March 16, 2009 -- Question: What is benign prostatic hyperplasia (BPH), and how is BPH treated?
Answer: BHP, or benign prostatic hyperplasia, is an enlargement, or an increase in the number of the glandular cells in the prostate.
The prostate has glandular cells that secrete fluid, similar to the cells that line your colon or the cells that line your breast -- which, consequentially, are also the cells that develop prostate cancer -- and stromal cells, which are sort of tissue cells that are interspaced in between the glands.
With BPH, you get an increase in number of the glandular cells and the stromal cells. And it is that increase in size of the prostate that then causes obstructive, or irritative symptoms.

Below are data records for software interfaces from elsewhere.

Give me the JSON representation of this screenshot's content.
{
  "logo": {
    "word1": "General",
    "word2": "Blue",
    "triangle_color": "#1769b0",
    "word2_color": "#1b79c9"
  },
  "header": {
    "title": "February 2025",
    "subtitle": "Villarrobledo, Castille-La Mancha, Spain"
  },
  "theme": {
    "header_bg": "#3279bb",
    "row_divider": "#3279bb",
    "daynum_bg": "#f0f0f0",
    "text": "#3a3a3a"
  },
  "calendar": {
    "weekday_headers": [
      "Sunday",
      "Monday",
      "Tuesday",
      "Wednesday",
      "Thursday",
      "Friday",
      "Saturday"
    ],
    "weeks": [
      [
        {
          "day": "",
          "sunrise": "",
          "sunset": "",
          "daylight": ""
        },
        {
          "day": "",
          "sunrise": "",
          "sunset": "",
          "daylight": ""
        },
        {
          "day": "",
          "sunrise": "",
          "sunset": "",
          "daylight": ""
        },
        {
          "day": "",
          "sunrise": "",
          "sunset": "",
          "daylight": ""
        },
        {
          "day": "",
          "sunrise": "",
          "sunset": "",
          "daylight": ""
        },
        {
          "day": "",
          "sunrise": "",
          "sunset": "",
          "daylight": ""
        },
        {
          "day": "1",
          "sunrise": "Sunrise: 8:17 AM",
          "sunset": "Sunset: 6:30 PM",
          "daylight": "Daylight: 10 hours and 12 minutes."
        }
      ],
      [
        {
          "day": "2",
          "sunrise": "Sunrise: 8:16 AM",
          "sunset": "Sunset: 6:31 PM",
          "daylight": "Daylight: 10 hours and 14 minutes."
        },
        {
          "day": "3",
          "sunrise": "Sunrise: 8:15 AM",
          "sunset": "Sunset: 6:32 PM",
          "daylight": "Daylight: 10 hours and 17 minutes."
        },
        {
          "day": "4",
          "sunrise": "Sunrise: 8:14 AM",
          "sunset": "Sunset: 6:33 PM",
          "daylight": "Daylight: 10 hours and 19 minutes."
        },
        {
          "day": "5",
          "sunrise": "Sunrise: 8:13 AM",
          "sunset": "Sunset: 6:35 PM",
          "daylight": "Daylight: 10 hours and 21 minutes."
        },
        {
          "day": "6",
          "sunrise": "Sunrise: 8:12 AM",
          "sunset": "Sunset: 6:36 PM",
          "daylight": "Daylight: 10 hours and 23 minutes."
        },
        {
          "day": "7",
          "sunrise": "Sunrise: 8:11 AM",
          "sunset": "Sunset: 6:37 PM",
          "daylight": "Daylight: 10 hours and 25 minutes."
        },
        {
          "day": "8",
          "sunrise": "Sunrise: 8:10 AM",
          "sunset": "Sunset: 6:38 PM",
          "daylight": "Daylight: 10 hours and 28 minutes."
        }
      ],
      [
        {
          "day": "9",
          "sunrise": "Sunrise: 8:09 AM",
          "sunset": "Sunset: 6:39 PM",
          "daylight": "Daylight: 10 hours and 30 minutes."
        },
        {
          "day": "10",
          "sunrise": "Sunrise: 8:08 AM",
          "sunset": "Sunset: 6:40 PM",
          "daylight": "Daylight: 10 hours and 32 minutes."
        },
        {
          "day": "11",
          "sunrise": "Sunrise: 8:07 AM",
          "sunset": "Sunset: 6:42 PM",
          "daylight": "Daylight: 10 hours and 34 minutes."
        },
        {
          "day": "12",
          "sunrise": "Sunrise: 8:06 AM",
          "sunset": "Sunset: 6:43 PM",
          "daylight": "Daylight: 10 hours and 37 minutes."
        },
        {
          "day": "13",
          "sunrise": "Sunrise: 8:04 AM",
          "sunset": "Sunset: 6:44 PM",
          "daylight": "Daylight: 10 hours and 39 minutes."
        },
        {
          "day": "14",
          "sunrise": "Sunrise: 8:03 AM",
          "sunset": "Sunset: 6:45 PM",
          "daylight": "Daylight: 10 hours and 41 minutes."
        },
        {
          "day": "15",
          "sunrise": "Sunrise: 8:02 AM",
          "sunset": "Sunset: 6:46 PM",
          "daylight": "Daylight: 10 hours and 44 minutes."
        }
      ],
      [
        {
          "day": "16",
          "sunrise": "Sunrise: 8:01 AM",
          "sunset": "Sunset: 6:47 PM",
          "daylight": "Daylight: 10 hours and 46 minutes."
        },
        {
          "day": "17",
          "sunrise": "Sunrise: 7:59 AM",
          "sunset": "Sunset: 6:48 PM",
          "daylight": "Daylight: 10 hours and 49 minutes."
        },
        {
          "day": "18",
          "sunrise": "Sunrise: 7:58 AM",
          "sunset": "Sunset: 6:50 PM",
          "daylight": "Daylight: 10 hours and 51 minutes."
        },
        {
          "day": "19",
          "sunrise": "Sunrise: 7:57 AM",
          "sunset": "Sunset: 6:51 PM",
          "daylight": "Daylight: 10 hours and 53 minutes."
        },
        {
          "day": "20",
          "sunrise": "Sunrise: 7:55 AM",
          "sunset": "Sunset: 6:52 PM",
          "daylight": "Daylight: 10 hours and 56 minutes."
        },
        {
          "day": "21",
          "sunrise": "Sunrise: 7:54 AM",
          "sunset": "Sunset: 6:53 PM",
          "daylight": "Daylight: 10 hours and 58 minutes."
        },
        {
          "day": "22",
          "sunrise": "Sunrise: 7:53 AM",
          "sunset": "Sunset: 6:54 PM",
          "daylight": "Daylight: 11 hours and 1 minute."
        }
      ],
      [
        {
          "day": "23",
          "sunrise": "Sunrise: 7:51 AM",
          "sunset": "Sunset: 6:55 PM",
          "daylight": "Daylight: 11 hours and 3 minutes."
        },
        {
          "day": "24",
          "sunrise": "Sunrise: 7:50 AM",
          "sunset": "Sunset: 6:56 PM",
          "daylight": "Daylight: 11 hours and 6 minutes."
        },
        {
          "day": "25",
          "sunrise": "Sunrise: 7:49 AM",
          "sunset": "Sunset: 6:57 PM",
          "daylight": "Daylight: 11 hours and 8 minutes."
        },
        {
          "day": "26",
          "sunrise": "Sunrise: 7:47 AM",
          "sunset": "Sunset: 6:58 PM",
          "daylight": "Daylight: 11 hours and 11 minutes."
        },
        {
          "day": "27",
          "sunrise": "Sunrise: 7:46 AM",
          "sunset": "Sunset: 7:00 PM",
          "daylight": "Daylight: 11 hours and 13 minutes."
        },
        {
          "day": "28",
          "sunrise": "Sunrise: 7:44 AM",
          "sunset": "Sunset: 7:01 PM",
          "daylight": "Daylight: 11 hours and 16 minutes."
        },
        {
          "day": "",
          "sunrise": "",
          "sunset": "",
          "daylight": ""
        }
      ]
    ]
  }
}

You can have similar symptoms with prostate cancer, but it's usually in more advanced stages.
BPH is a diffuse, overall enlargement of the gland and that's what most men have when they develop symptoms of weak stream, hesitancy, as well as irritative symptoms of urgency, frequency and nocturia.